#### Work task
Return only those lines of the records below in which "Diagonal" appears.

++++ Information provided

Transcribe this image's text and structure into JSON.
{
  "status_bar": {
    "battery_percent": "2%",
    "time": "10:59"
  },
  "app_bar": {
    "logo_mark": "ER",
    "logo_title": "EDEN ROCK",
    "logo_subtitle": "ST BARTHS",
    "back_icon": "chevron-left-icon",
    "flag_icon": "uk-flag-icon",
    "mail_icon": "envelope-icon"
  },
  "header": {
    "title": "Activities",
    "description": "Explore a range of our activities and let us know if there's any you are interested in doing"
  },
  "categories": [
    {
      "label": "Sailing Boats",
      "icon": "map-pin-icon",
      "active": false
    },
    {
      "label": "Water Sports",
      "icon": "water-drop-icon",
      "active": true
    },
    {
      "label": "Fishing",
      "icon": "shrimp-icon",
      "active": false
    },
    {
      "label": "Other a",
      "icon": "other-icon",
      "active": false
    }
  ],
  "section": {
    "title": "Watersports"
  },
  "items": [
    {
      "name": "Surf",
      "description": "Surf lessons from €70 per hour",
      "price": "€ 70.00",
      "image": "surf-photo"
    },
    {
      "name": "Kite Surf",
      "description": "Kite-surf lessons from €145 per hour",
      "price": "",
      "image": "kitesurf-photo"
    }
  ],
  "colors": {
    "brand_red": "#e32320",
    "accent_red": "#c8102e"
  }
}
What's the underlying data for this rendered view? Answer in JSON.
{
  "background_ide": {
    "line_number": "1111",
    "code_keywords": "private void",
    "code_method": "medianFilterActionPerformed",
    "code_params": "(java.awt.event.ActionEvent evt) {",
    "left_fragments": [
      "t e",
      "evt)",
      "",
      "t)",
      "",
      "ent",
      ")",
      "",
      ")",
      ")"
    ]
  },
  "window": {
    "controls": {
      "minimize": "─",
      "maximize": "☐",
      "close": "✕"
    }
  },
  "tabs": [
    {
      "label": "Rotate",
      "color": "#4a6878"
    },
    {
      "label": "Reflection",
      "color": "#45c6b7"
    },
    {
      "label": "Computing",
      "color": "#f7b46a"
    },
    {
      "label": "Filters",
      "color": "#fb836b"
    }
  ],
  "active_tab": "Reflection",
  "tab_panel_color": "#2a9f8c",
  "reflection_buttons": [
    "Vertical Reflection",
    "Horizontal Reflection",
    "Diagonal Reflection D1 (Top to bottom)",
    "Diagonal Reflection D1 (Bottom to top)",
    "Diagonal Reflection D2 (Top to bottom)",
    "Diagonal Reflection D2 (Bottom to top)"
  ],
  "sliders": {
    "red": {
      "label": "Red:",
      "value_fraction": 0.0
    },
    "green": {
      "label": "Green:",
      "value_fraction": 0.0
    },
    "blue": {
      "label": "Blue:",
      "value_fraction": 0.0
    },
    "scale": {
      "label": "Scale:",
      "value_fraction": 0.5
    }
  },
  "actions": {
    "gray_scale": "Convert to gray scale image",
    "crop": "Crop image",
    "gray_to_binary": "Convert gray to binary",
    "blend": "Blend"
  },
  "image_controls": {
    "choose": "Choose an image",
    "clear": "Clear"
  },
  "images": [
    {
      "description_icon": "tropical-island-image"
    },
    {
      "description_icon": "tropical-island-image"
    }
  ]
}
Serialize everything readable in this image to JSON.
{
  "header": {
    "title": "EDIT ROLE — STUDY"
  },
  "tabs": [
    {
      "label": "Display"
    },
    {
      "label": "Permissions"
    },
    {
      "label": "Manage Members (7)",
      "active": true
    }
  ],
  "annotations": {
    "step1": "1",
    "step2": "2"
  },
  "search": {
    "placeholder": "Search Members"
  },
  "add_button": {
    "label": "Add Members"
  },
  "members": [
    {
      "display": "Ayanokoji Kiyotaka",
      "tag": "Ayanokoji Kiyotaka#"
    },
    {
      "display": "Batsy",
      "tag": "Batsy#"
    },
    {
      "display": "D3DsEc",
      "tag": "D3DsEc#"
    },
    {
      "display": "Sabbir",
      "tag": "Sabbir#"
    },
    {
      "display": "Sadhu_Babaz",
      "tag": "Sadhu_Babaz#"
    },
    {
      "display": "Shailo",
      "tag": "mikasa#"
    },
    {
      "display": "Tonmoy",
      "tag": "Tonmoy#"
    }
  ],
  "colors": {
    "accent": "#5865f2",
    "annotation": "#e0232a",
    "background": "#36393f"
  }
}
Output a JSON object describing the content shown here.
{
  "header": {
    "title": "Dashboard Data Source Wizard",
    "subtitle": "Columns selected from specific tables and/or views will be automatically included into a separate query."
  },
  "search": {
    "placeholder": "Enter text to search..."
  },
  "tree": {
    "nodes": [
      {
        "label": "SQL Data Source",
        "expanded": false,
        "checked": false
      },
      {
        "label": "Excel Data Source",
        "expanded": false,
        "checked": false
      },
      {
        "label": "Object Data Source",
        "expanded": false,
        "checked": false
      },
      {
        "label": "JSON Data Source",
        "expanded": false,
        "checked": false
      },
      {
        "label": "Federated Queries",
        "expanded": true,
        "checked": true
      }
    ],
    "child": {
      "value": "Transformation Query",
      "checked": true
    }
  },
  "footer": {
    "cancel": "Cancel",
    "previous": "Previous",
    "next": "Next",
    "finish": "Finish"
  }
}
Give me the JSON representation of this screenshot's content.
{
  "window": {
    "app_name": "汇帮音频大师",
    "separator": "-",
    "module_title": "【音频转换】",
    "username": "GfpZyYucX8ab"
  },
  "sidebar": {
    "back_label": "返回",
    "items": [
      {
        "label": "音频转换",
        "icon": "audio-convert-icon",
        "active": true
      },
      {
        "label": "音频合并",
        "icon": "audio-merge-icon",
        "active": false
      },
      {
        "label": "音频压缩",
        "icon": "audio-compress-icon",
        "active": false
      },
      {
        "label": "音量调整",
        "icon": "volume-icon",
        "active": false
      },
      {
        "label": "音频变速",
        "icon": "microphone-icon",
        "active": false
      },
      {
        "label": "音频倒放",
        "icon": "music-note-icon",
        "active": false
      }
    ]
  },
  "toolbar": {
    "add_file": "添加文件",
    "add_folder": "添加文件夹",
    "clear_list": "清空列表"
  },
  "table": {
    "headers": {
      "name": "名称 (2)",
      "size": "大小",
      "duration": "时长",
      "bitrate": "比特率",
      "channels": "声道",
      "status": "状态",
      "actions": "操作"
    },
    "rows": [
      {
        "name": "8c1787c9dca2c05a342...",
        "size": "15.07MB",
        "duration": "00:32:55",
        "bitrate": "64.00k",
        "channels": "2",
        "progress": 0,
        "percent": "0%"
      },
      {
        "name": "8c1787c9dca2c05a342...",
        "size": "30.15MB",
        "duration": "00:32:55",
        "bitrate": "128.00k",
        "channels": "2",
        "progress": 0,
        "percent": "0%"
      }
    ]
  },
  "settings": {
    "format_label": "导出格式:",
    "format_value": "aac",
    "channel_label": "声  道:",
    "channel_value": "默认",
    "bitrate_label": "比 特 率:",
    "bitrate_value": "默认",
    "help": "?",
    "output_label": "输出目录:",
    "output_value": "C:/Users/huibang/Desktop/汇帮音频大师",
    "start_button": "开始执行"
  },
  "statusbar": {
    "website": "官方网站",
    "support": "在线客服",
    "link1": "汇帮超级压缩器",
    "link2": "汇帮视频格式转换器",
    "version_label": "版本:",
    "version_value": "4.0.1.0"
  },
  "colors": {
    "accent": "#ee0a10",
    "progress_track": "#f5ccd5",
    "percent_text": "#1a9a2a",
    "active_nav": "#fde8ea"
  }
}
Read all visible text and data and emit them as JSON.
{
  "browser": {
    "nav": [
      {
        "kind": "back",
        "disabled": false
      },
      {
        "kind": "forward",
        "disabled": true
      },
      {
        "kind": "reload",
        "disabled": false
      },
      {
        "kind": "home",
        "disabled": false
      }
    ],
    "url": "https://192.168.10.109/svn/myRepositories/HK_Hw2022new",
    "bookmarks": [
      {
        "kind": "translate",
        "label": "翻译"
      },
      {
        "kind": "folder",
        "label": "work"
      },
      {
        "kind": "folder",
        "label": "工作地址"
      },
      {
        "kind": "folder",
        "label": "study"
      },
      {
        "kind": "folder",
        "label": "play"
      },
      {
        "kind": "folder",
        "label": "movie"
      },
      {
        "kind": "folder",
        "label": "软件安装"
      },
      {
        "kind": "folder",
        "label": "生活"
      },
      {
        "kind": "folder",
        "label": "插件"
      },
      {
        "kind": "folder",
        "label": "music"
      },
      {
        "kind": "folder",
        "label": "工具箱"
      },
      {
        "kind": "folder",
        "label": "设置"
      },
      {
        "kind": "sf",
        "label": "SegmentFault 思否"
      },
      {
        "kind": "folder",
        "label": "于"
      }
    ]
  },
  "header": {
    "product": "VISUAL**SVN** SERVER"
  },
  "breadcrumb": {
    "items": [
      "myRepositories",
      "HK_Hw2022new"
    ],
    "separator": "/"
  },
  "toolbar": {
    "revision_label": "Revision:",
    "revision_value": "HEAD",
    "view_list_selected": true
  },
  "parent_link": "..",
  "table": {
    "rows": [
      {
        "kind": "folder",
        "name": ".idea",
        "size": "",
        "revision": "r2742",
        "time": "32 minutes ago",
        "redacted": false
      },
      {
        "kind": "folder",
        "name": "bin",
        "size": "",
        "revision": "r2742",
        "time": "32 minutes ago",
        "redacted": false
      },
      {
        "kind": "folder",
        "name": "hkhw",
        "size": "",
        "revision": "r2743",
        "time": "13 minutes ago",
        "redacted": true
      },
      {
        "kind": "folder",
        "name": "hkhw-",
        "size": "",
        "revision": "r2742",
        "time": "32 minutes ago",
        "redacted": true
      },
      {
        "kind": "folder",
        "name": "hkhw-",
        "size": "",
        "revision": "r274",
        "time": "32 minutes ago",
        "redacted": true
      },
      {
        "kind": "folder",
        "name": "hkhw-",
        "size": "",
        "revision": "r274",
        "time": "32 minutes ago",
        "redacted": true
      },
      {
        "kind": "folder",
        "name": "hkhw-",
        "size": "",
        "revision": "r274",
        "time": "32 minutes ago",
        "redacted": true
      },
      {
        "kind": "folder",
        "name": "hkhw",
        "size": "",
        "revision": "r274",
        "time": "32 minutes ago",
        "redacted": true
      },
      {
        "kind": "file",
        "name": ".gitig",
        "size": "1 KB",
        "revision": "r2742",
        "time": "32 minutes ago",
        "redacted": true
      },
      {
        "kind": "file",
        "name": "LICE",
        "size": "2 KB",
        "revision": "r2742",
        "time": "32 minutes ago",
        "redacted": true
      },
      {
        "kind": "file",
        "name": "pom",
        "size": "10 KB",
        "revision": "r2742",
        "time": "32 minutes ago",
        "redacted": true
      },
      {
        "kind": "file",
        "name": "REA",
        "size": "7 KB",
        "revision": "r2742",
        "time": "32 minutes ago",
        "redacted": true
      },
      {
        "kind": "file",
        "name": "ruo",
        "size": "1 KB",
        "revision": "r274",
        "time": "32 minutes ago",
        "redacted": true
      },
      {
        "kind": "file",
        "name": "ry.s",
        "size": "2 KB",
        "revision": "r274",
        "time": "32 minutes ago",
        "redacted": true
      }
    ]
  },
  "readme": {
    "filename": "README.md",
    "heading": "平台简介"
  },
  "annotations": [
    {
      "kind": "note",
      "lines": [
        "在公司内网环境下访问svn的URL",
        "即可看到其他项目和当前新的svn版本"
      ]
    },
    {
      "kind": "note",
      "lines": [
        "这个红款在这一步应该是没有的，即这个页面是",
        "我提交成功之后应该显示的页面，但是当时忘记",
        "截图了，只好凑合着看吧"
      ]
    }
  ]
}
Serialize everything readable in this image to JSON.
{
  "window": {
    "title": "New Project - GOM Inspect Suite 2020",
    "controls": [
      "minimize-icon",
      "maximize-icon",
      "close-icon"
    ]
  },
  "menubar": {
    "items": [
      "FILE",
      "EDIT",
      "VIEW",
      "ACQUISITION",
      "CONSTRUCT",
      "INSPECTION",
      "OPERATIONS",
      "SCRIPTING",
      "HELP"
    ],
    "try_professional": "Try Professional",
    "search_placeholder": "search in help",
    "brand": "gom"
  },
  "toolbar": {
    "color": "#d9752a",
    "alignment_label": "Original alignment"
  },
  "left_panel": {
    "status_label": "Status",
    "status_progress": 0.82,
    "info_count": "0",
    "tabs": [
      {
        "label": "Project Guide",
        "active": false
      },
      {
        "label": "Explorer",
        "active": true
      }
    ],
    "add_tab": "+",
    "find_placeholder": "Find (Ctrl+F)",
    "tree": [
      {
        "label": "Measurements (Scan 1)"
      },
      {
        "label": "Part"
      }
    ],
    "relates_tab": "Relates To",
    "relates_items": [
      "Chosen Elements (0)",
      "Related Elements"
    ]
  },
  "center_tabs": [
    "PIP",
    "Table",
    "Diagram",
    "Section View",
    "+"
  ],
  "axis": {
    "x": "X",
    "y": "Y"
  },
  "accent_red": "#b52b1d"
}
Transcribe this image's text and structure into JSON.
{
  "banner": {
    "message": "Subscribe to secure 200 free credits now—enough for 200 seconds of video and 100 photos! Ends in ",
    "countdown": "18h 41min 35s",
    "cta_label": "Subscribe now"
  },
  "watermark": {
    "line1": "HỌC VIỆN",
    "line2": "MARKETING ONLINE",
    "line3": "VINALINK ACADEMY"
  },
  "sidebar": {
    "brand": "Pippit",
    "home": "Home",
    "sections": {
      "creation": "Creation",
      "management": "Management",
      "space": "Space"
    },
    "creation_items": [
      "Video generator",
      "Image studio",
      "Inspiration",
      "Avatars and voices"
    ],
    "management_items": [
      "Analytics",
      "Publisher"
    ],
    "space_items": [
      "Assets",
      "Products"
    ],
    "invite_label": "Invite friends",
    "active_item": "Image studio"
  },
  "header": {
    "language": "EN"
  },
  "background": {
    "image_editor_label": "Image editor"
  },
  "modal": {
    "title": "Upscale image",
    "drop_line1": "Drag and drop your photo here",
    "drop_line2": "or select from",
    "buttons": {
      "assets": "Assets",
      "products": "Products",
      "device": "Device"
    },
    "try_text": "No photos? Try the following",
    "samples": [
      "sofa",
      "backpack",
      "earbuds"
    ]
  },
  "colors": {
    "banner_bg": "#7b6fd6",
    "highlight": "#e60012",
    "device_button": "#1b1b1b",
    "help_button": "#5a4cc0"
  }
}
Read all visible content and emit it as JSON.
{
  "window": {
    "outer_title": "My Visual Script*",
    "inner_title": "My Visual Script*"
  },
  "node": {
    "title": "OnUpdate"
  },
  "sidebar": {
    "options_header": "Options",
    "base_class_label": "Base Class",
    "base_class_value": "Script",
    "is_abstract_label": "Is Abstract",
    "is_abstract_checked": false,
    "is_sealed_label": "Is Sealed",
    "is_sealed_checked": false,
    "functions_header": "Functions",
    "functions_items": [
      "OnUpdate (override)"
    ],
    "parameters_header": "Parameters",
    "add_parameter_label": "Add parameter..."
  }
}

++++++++

#### Solution for this task
    "Diagonal Reflection D1 (Top to bottom)",
    "Diagonal Reflection D1 (Bottom to top)",
    "Diagonal Reflection D2 (Top to bottom)",
    "Diagonal Reflection D2 (Bottom to top)"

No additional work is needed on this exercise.